March 6, 2009
As president of the American Physical Therapy Association (APTA), I read with great interest your March 4, 2009, article (We're Hiring. Really, We Are.) about "recession-proof" jobs in the Washington area, including those for physical therapists.
This fact reflects a continued demand for physical therapists nationwide. Physical therapists are currently experiencing a national unemployment rate of less than 1 percent. The US Department of Labor expects that physical therapist and physical therapist assistant employment will grow much faster than the national average as baby boomers continue to age.
Physical therapists reduce pain and improve or restore mobility - in many cases without expensive surgery or the side effects of prescription medications. This is especially important in today's economy in which patients are making serious decisions about their health care based on treatment costs.
A physical therapist can create an individualized treatment program that ultimately brings motion and quality of life back to the patient.
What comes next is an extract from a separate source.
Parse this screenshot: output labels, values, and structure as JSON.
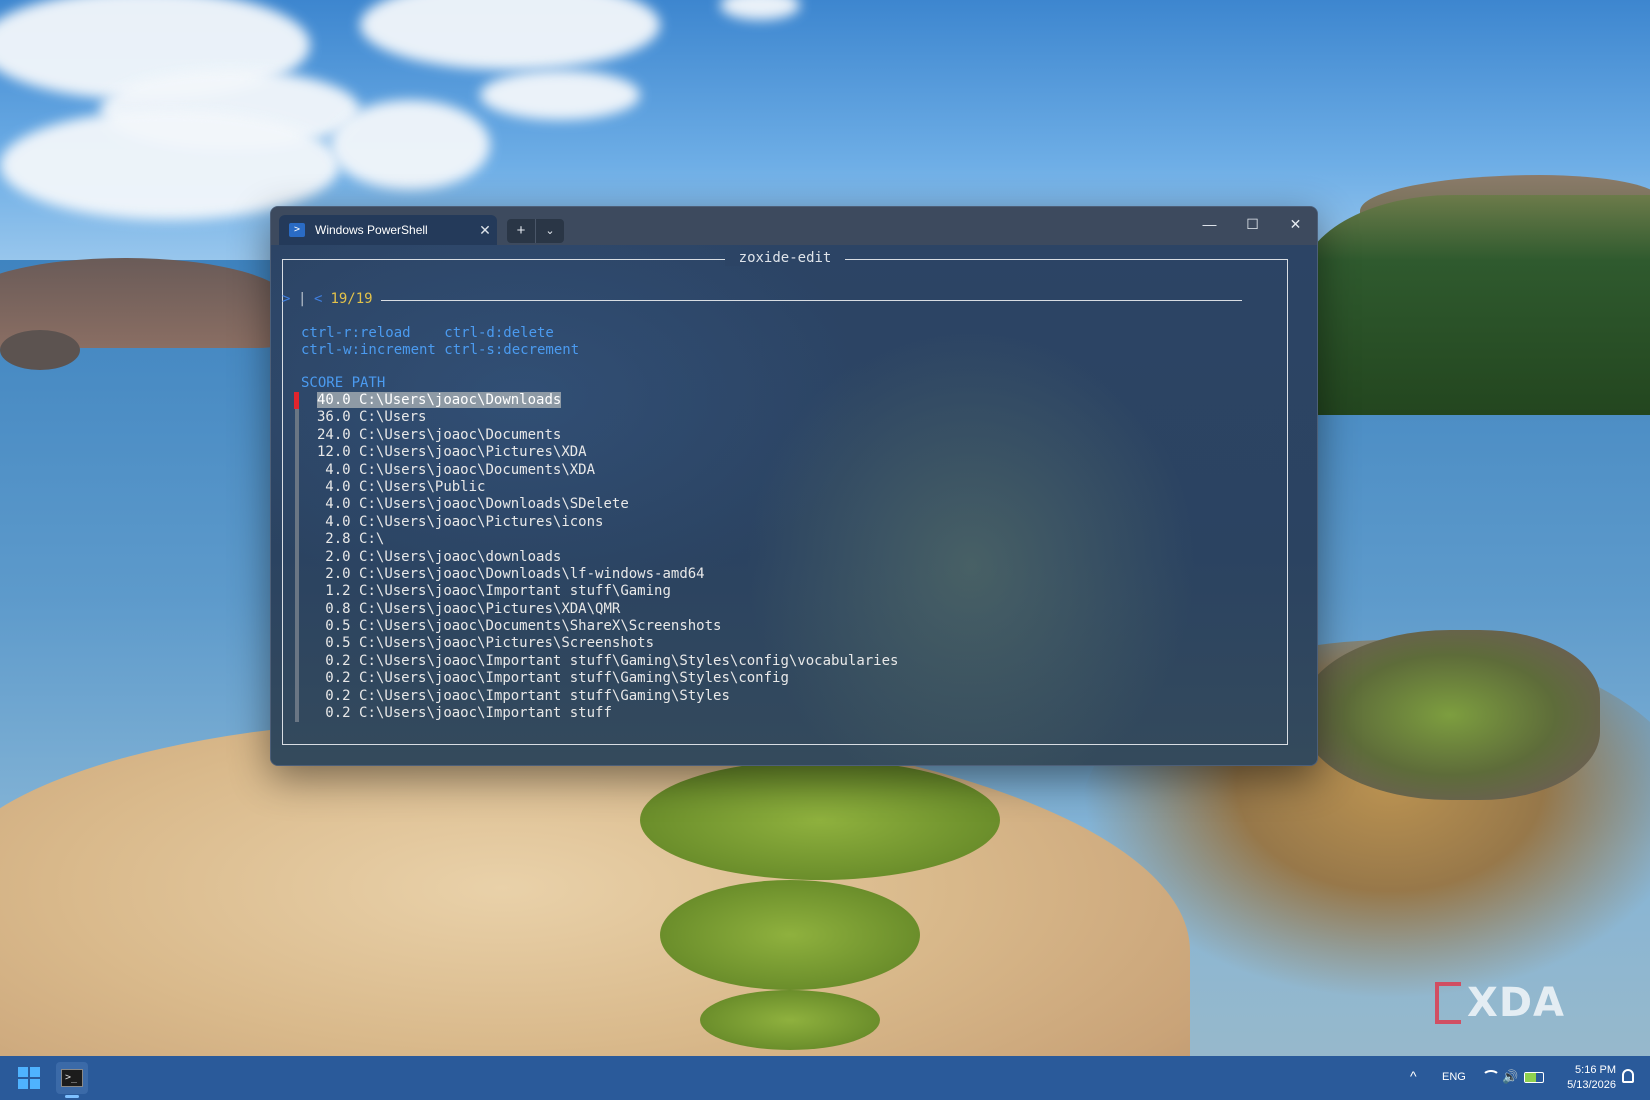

A key component of physical therapist treatment is also teaching patients how to prevent and manage their condition to achieve long-term health benefits.
R Scott Ward, PT, PhD
American Physical Therapy Association